This is just a reminder to everyone that no matter how many pictures you take of a subject you are never done. Every image of anything but a static studio shot will be a little different from the last one.
Here for example is the Pale Pasque Flower. I have now returned to the same spot at three times, morning, midday and afternoon in cloudy weather and sunshine to photograph the three little flowers on the heath and I fully expect to return several times within the next couple of weeks. As you can see from the images in the collage there are a million different ways to photograph even a flower, and each way can result in a myriad of different images depending on the time of day, weather conditions, light, surroundings etc.
Click the author's gallery image on the top of the page to view the author's photographs.
Here is how I often go about photographing a new subject; after I find it I shoot a few documentation shots right away. These are almost always taken as close-ups as they are later to be used for identification of the species or proof of the subject's occurrence. After this is done I try to get the best possible shot of the subject. This is where the work often starts for me as often the subject is not looking as good as it can. It could be a flower not yet fully developed or an insect that does not present itself in the best way, or a bird with the wrong background for that matter, and if there is a chance of finding a better looking subject right away I attempt to find it. It could also be the time of day or the weather that is not optimal or simply that I cannot come up with a creative way to present the subject in which case I move on and return at a later time when I have found a solution.
I always keep my images in a file, even the ones that didn't turn out good, for research purposes. That way I know at which time of year to return to a specific location for an attempt to photograph a subject in a more creative, flattering or interesting way. Also I have found myself going back to my archive of images not good enough for publication in order to properly identify a species on the images that did turn out well.
Remember to study your subject closely and don't expect that your first attempt will be the best possible shot - it rarely is!
My Outdoor Eyes Photography Blog|
Double-Crested Cormorants On Cape Cod In December?
We were so surprised to see these 3 Double-crested Cormorants perched on this dock at Rock Harbor yesterday. I haven’t seen one in a long time and thought they were long gone to milder climates! (Click on blog link for other photo.) But, the figures looked so familiar that we stopped and I got a … Continue reading Double-Crested Cormorants On Cape Cod In December?
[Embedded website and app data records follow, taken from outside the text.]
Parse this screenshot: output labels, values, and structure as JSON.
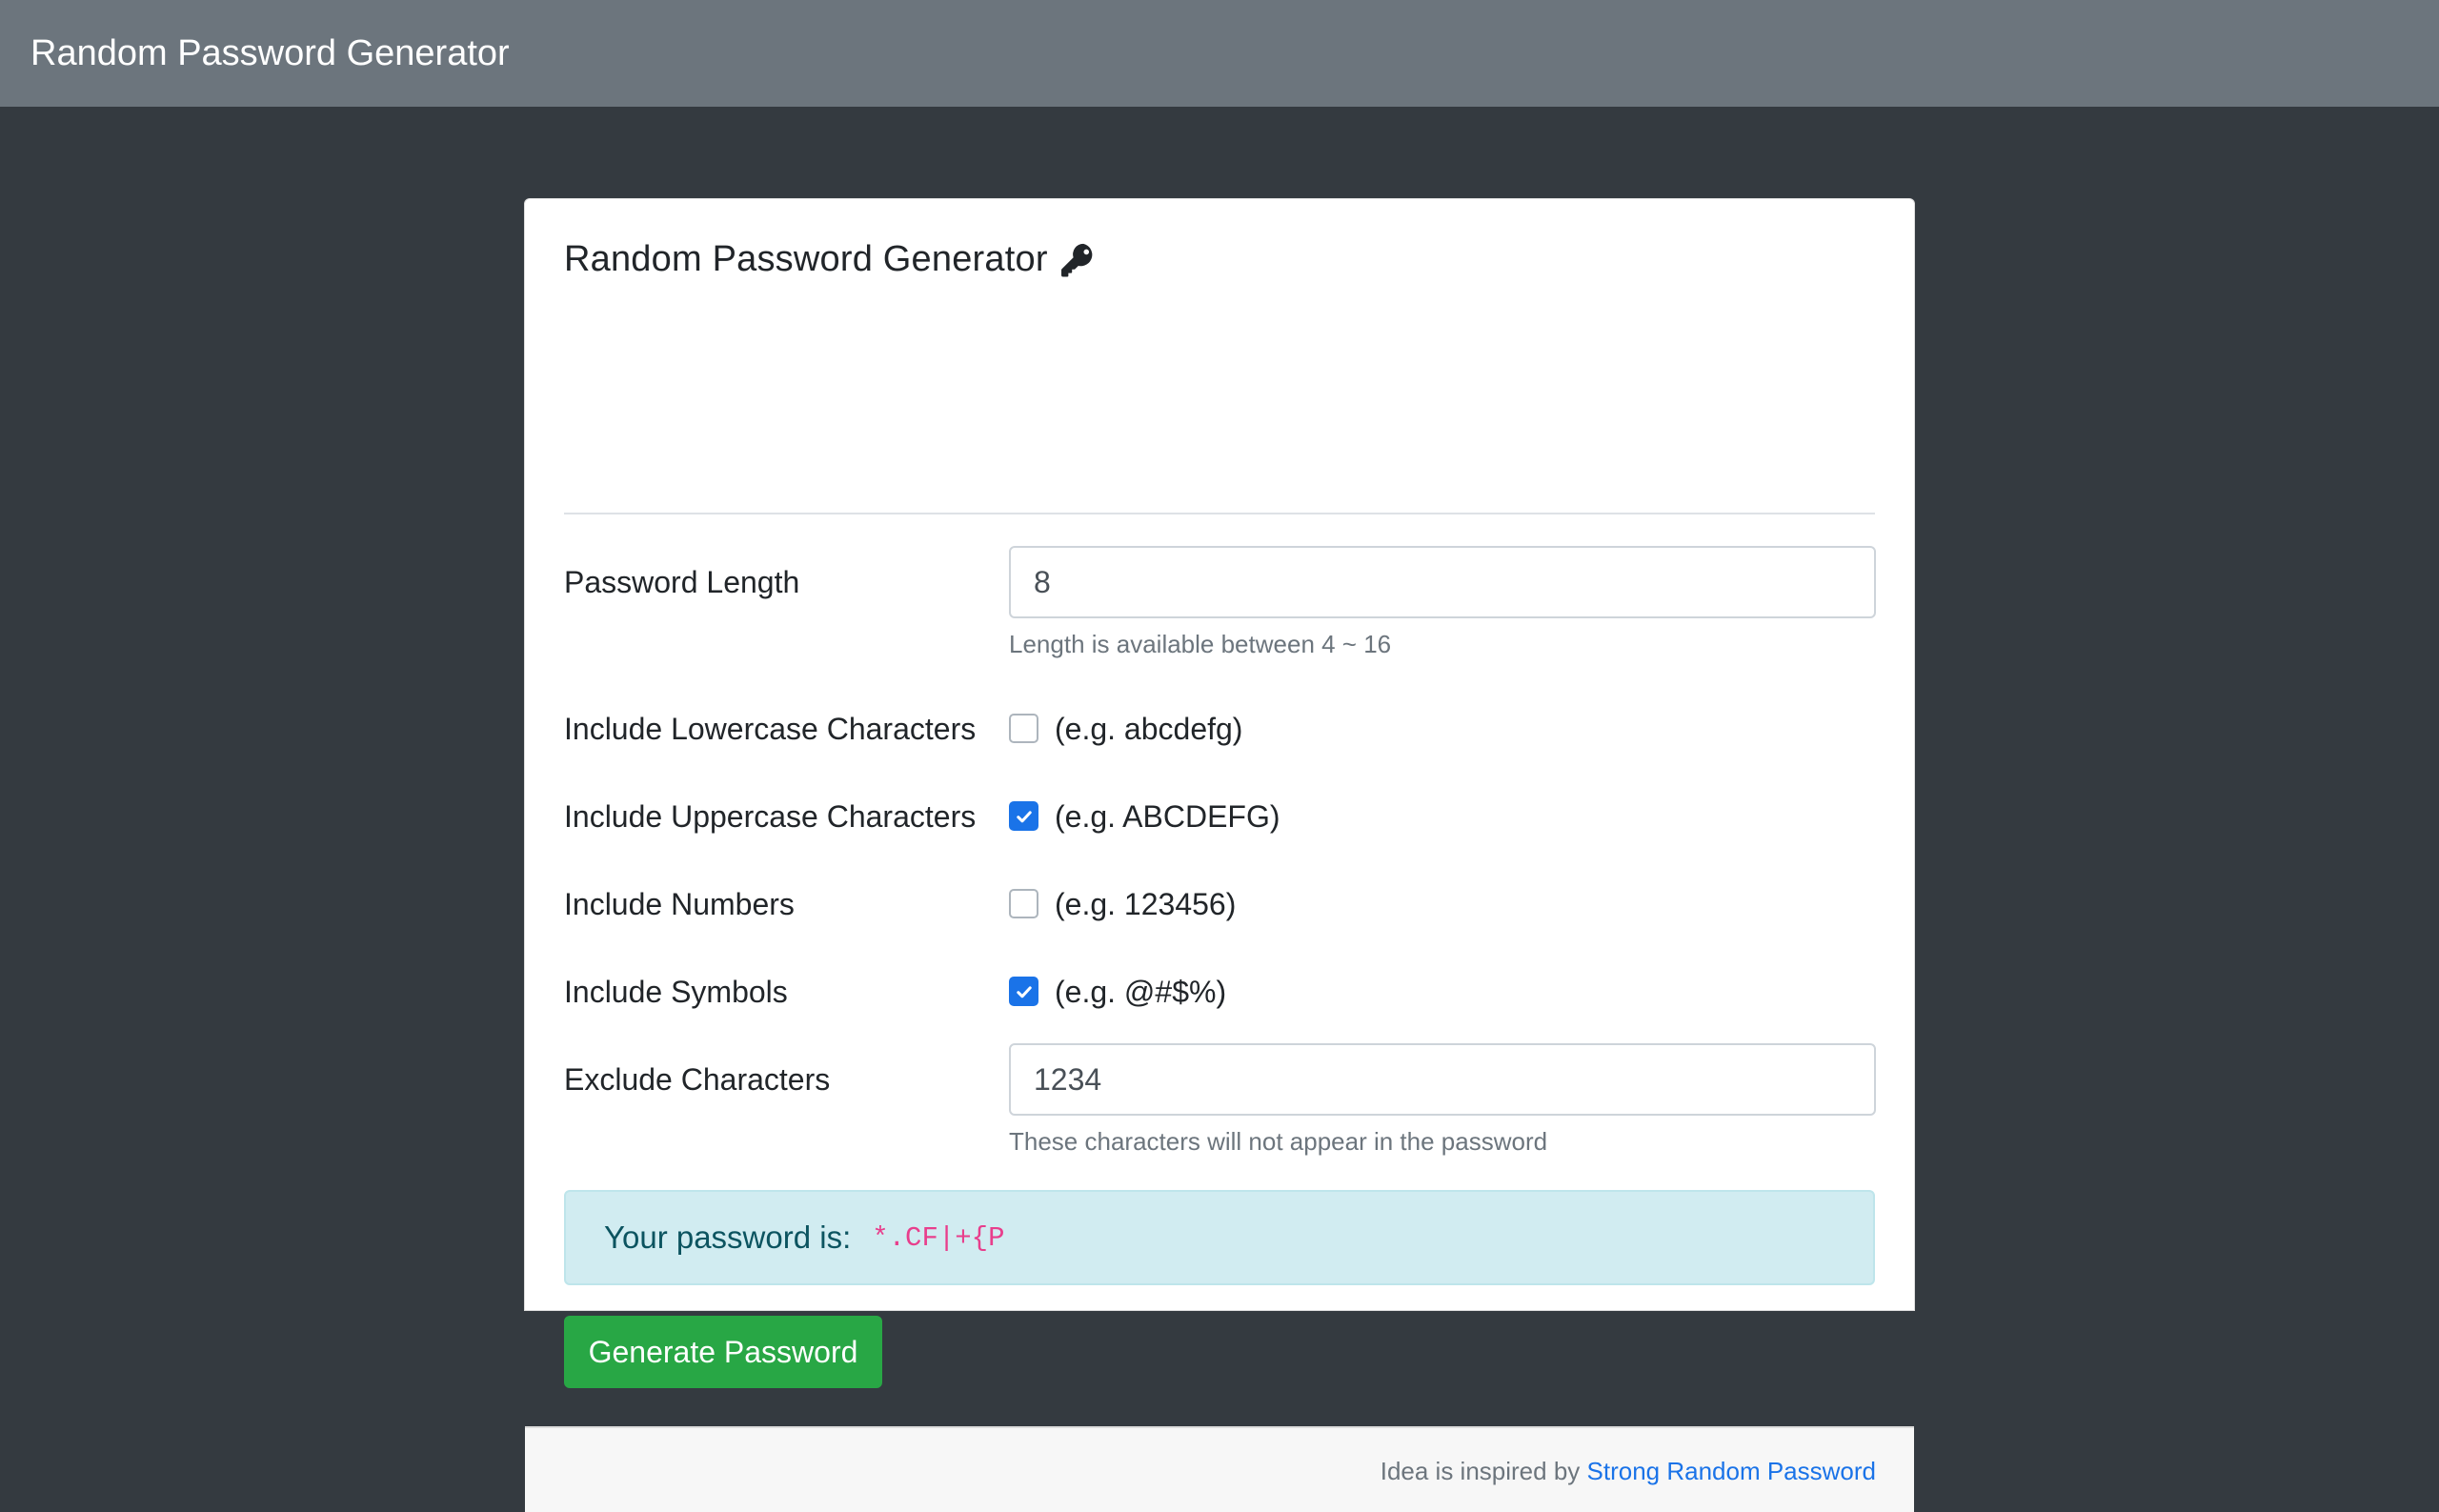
{
  "navbar": {
    "brand": "Random Password Generator"
  },
  "card": {
    "title": "Random Password Generator",
    "title_icon": "key-icon",
    "length": {
      "label": "Password Length",
      "value": "8",
      "help": "Length is available between 4 ~ 16"
    },
    "options": [
      {
        "label": "Include Lowercase Characters",
        "example": "(e.g. abcdefg)",
        "checked": false
      },
      {
        "label": "Include Uppercase Characters",
        "example": "(e.g. ABCDEFG)",
        "checked": true
      },
      {
        "label": "Include Numbers",
        "example": "(e.g. 123456)",
        "checked": false
      },
      {
        "label": "Include Symbols",
        "example": "(e.g. @#$%)",
        "checked": true
      }
    ],
    "exclude": {
      "label": "Exclude Characters",
      "value": "1234",
      "help": "These characters will not appear in the password"
    },
    "result": {
      "label": "Your password is:",
      "password": "*.CF|+{P"
    },
    "generate_button": "Generate Password",
    "footer": {
      "text": "Idea is inspired by",
      "link": "Strong Random Password"
    }
  },
  "colors": {
    "navbar_bg": "#6c757d",
    "page_bg": "#343a40",
    "checkbox_checked": "#1a73e8",
    "button_bg": "#28a745",
    "alert_bg": "#d1ecf1",
    "password_text": "#e83e8c"
  }
}
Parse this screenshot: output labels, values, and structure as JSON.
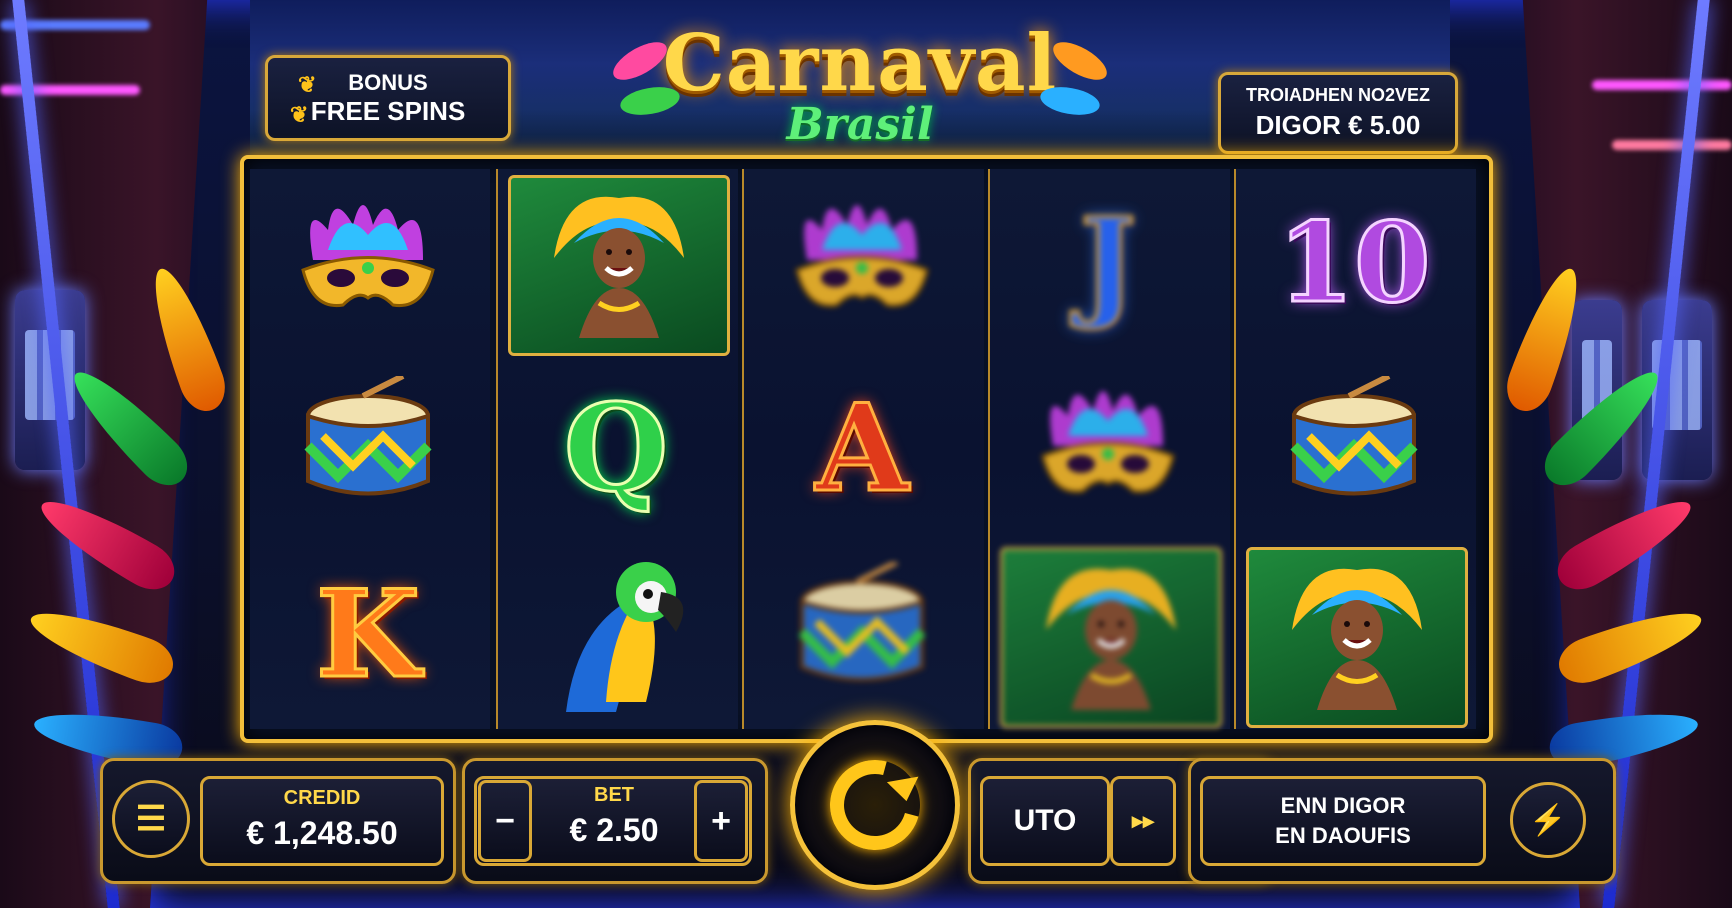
{
  "game": {
    "title": "Carnaval",
    "subtitle": "Brasil"
  },
  "bonus": {
    "line1": "BONUS",
    "line2": "FREE SPINS"
  },
  "jackpot": {
    "line1": "TROIADHEN NO2VEZ",
    "line2": "DIGOR € 5.00"
  },
  "reels": [
    [
      {
        "symbol": "mask-icon"
      },
      {
        "symbol": "drum-icon"
      },
      {
        "symbol": "letter",
        "text": "K",
        "cls": "k"
      }
    ],
    [
      {
        "symbol": "dancer-icon"
      },
      {
        "symbol": "letter",
        "text": "Q",
        "cls": "q"
      },
      {
        "symbol": "parrot-icon"
      }
    ],
    [
      {
        "symbol": "mask-icon",
        "blur": true
      },
      {
        "symbol": "letter",
        "text": "A",
        "cls": "a"
      },
      {
        "symbol": "drum-icon",
        "blur": true
      }
    ],
    [
      {
        "symbol": "letter",
        "text": "J",
        "cls": "j",
        "blur": true
      },
      {
        "symbol": "mask-icon",
        "blur": true
      },
      {
        "symbol": "dancer-icon",
        "blur": true
      }
    ],
    [
      {
        "symbol": "letter",
        "text": "10",
        "cls": "ten"
      },
      {
        "symbol": "drum-icon"
      },
      {
        "symbol": "dancer-icon"
      }
    ]
  ],
  "controls": {
    "credit_label": "CREDID",
    "credit_value": "€ 1,248.50",
    "bet_label": "BET",
    "bet_value": "€ 2.50",
    "bet_minus": "−",
    "bet_plus": "+",
    "auto_label": "UTO",
    "fast_label": "▸▸",
    "menu_icon": "☰",
    "bolt_icon": "⚡",
    "info_line1": "ENN DIGOR",
    "info_line2": "EN DAOUFIS"
  },
  "colors": {
    "gold": "#f2bf3a",
    "accent_yellow": "#ffd84a",
    "logo_green": "#5ef07a"
  }
}
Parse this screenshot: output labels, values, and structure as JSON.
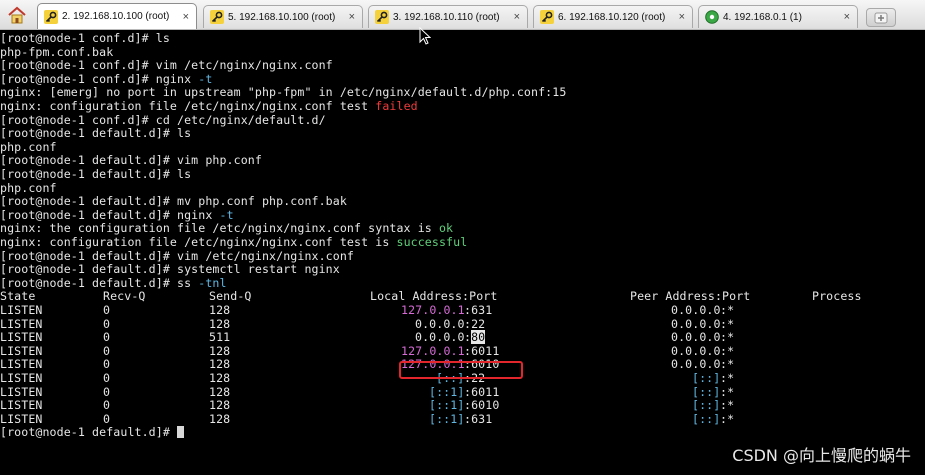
{
  "tabs": [
    {
      "label": "2. 192.168.10.100 (root)",
      "active": true,
      "icon": "key-icon",
      "closable": true
    },
    {
      "label": "5. 192.168.10.100 (root)",
      "active": false,
      "icon": "key-icon",
      "closable": true
    },
    {
      "label": "3. 192.168.10.110 (root)",
      "active": false,
      "icon": "key-icon",
      "closable": true
    },
    {
      "label": "6. 192.168.10.120 (root)",
      "active": false,
      "icon": "key-icon",
      "closable": true
    },
    {
      "label": "4. 192.168.0.1 (1)",
      "active": false,
      "icon": "globe-icon",
      "closable": true
    }
  ],
  "tab_close_glyph": "×",
  "lines": [
    "[root@node-1 conf.d]# ls",
    "php-fpm.conf.bak",
    "[root@node-1 conf.d]# vim /etc/nginx/nginx.conf",
    "[root@node-1 conf.d]# nginx -t",
    "nginx: [emerg] no port in upstream \"php-fpm\" in /etc/nginx/default.d/php.conf:15",
    "nginx: configuration file /etc/nginx/nginx.conf test failed",
    "[root@node-1 conf.d]# cd /etc/nginx/default.d/",
    "[root@node-1 default.d]# ls",
    "php.conf",
    "[root@node-1 default.d]# vim php.conf",
    "[root@node-1 default.d]# ls",
    "php.conf",
    "[root@node-1 default.d]# mv php.conf php.conf.bak",
    "[root@node-1 default.d]# nginx -t",
    "nginx: the configuration file /etc/nginx/nginx.conf syntax is ok",
    "nginx: configuration file /etc/nginx/nginx.conf test is successful",
    "[root@node-1 default.d]# vim /etc/nginx/nginx.conf",
    "[root@node-1 default.d]# systemctl restart nginx",
    "[root@node-1 default.d]# ss -tnl"
  ],
  "ss_header": {
    "state": "State",
    "recvq": "Recv-Q",
    "sendq": "Send-Q",
    "local": "Local Address:Port",
    "peer": "Peer Address:Port",
    "process": "Process"
  },
  "ss_rows": [
    {
      "state": "LISTEN",
      "recvq": "0",
      "sendq": "128",
      "local_addr": "127.0.0.1",
      "local_port": "631",
      "peer_addr": "0.0.0.0",
      "peer_port": "*"
    },
    {
      "state": "LISTEN",
      "recvq": "0",
      "sendq": "128",
      "local_addr": "0.0.0.0",
      "local_port": "22",
      "peer_addr": "0.0.0.0",
      "peer_port": "*"
    },
    {
      "state": "LISTEN",
      "recvq": "0",
      "sendq": "511",
      "local_addr": "0.0.0.0",
      "local_port": "80",
      "peer_addr": "0.0.0.0",
      "peer_port": "*"
    },
    {
      "state": "LISTEN",
      "recvq": "0",
      "sendq": "128",
      "local_addr": "127.0.0.1",
      "local_port": "6011",
      "peer_addr": "0.0.0.0",
      "peer_port": "*"
    },
    {
      "state": "LISTEN",
      "recvq": "0",
      "sendq": "128",
      "local_addr": "127.0.0.1",
      "local_port": "6010",
      "peer_addr": "0.0.0.0",
      "peer_port": "*"
    },
    {
      "state": "LISTEN",
      "recvq": "0",
      "sendq": "128",
      "local_addr": "[::]",
      "local_port": "22",
      "peer_addr": "[::]",
      "peer_port": "*"
    },
    {
      "state": "LISTEN",
      "recvq": "0",
      "sendq": "128",
      "local_addr": "[::1]",
      "local_port": "6011",
      "peer_addr": "[::]",
      "peer_port": "*"
    },
    {
      "state": "LISTEN",
      "recvq": "0",
      "sendq": "128",
      "local_addr": "[::1]",
      "local_port": "6010",
      "peer_addr": "[::]",
      "peer_port": "*"
    },
    {
      "state": "LISTEN",
      "recvq": "0",
      "sendq": "128",
      "local_addr": "[::1]",
      "local_port": "631",
      "peer_addr": "[::]",
      "peer_port": "*"
    }
  ],
  "final_prompt": "[root@node-1 default.d]# ",
  "watermark": "CSDN @向上慢爬的蜗牛",
  "colors": {
    "failed": "#ef3b3b",
    "ok": "#5fd07a",
    "flag": "#5fb5e0",
    "ipv4_loopback": "#d66bd6",
    "ipv6": "#5fb5e0",
    "highlight_box": "#e3262b"
  }
}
Northern Flicker At Our Bird Bath On Cape Cod.
This little Northern Flicker stopped by for a drink at the bird bath in our backyard. Beautiful bird, don’t you think? Look at that coloring! Just exquisite!
The Lull Before The Storm On Cape Cod Bay.
I love cloudy, windy days… the windier, the better! Yesterday I took a walk to Boat Meadow Beach in the morning before the high winds and the rain started. It was fairly windy out but the water was still calm. You can see the Canada Geese and Brants swimming about in the bay. We went … Continue reading The Lull Before The Storm On Cape Cod Bay.